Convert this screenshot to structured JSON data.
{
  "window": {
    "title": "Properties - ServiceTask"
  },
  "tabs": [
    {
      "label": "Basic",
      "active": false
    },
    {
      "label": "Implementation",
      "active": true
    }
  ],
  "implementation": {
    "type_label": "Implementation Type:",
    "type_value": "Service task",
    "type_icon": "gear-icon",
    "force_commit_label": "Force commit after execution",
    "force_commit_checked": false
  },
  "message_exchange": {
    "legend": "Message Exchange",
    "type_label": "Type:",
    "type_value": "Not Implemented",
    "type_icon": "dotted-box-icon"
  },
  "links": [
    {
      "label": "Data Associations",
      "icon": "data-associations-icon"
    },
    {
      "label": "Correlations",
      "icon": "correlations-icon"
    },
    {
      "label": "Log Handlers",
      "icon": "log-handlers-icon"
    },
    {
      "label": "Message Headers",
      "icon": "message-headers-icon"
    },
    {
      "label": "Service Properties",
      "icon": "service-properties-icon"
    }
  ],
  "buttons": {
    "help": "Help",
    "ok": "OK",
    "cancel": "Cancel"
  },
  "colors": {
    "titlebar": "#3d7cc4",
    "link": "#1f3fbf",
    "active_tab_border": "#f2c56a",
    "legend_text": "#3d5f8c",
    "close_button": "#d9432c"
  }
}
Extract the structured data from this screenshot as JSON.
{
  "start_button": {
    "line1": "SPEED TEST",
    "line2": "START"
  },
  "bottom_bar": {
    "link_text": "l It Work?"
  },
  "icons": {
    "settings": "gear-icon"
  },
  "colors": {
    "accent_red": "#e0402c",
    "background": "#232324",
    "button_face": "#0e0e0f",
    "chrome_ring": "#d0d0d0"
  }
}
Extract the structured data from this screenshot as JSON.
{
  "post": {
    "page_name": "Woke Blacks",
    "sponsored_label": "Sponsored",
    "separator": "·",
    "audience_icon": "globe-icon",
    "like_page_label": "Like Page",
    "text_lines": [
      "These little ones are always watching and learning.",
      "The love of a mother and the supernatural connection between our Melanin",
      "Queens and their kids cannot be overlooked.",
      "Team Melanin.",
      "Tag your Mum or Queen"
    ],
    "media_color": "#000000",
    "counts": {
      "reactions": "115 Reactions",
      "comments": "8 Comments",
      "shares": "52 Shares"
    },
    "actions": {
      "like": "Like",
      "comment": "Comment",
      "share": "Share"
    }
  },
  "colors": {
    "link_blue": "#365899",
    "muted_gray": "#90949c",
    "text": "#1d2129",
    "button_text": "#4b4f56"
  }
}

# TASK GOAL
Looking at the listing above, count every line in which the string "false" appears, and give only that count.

# EXERCISE OUTPUT
2